3. Virtual Location, Location, Location

March 12th, 2007   |   by fbadmin

(Part 3 of a 5 part series: “So, you need to develop a product?“)

Good engineers are hard to find. In today’s highly competitive job marketplace, it is becoming increasingly more difficult. My solution: cast a wider net. Focus on the best talent, regardless of their location.

I’ve built development teams in Chicago, Los Angeles, Silicon Valley and India. I’ve also hired engineers scattered in random locations around the world. I’ve built companies and teams where 100% of the development team was located at the company headquarters and other companies where none of the developers were at headquarters. I’ve realized that it doesn’t really matter where they are, if they are the right people. There are many pros and cons to having your engineering team outside of the company headquarters (and/or in multiple locations), but I think the pros end up balancing out the cons. The main benefit to having your engineering team all in one place, at the company headquarters, is certainly communication. The con is that the developers can become ‘tainted’ or distracted by all the other business happenings and it can skew their thinking and creativity.

There are also geographical workforce talent pool advantages and disadvantages. Chicago was the easiest place to find engineers; they were cost efficient, hard working and very loyal. Los Angeles was a bit more difficult to find engineers; they were the most creative but more expensive than Chicago. Silicon Valley has a lot of engineers with a lot of experience, but also lot of competition, which makes it the most expensive place to hire engineers and loyalty can be a challenge. I will talk more about outsourcing in point #5, but India has terrific intellectual capital, is less expensive (however, costs have been quickly rising), but, it is very difficult to find “Scrappy” engineers (see point #1) and communication can also be a challenge.

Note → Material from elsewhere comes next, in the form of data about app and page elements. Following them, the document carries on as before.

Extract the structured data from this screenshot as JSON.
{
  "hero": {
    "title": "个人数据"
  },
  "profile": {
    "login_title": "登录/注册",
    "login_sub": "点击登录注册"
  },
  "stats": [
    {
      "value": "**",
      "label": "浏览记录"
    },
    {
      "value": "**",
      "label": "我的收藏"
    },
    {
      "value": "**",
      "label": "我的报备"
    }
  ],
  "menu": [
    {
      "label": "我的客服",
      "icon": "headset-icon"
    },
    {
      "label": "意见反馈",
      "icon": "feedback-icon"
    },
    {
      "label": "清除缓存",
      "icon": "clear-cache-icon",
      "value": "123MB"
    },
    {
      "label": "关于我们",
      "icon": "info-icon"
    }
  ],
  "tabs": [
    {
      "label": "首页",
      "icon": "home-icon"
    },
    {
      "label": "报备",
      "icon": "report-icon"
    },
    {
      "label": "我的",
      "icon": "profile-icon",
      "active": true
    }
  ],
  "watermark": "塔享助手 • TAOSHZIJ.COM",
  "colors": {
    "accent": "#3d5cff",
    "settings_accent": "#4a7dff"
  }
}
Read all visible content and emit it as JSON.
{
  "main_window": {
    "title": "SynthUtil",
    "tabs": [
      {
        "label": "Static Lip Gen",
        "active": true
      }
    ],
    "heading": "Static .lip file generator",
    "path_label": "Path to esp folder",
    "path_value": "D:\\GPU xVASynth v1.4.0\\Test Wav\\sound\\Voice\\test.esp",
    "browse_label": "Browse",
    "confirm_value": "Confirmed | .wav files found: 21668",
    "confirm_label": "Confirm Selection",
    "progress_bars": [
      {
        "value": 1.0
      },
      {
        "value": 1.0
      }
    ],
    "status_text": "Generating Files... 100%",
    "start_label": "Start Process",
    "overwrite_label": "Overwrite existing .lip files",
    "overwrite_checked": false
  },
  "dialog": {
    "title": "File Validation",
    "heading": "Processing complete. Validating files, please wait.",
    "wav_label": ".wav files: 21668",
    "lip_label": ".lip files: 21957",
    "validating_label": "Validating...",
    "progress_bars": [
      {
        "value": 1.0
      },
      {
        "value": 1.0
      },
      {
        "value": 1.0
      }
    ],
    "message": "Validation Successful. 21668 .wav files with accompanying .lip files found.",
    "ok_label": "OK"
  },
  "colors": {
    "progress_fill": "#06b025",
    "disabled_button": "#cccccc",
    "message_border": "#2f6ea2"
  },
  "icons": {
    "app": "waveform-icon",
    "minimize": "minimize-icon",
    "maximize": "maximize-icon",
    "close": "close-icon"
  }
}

At StrongMail Systems (Startup 5.0), our first three developers were in India. It was a challenge in the beginning, but ultimately, I attribute much of our success to making the model work. We started with three extremely talented, creative and innovative engineers. They were able to attract other talented engineers in India as we grew. There were many communication challenges in the beginning, but once we overcame them, we were able to leverage a full 24 hour development cycle between the U.S. and India and, as a result, we were able to develop product much faster than the competition. At L90 (Startup 3.0), our engineering team was based primarily in Chicago while our headquarters was in Los Angeles. As we evolved our business plan and tweaked our marketing messaging, our engineering team was shielded from a lot of the distraction (being in a different location, they didn’t get sucked into the “water cooler” conversation or hallway chatter) and they always remained 100% focused on building innovative products driven by customer need. Of all of my companies, communication was probably the strongest at L90, even though the engineering and design team were completely separated from sales, marketing, business development and customer service.

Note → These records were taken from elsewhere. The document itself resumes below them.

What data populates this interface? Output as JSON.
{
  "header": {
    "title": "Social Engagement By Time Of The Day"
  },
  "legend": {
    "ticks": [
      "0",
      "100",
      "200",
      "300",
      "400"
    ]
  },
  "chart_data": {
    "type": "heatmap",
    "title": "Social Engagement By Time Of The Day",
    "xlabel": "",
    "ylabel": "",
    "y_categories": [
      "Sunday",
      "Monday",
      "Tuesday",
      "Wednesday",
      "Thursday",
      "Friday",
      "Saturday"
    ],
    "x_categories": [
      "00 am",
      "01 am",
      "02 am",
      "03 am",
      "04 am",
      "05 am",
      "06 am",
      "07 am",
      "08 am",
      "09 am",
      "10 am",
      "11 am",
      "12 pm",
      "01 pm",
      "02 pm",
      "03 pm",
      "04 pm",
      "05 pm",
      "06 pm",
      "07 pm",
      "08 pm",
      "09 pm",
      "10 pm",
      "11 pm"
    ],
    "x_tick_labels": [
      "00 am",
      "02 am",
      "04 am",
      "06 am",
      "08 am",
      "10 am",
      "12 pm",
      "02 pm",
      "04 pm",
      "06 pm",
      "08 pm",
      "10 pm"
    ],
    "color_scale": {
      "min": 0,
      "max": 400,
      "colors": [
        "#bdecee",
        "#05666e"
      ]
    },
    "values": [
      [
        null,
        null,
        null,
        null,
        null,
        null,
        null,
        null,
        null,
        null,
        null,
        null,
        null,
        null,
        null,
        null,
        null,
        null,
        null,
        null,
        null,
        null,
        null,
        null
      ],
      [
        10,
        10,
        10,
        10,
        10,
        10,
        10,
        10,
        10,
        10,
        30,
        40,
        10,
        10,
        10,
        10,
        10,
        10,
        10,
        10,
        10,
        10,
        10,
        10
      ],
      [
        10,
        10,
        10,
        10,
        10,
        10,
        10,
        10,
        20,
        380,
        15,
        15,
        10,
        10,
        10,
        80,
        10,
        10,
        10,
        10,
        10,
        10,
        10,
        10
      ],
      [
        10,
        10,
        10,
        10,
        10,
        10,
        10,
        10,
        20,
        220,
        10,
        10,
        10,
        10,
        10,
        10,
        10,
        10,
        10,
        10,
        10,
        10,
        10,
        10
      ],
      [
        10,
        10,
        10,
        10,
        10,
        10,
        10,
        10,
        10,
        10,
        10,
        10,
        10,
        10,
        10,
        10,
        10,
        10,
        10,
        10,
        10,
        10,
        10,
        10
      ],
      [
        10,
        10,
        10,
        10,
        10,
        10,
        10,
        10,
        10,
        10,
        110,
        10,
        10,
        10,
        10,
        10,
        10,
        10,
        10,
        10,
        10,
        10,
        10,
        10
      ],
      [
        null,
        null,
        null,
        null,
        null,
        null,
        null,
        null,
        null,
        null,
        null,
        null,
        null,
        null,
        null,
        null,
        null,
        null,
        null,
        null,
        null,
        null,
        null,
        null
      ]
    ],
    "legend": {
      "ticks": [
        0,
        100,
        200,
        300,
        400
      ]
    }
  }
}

Focus on the best people, not the best location… By casting a wider net, you can find better talent, better manage your costs and gain many other tangible and intangible benefits (e.g. loyalty, development and support expanded across multiple time zones, multiple geographical talent pools for growth, new and fresh perspectives, etc.) Fortunately, we live in a world where virtual locations are not only possible, but advantageous.

Next… Build a SWAT team (Part 4 of a 5 part series: “
So, you need to develop a product?“)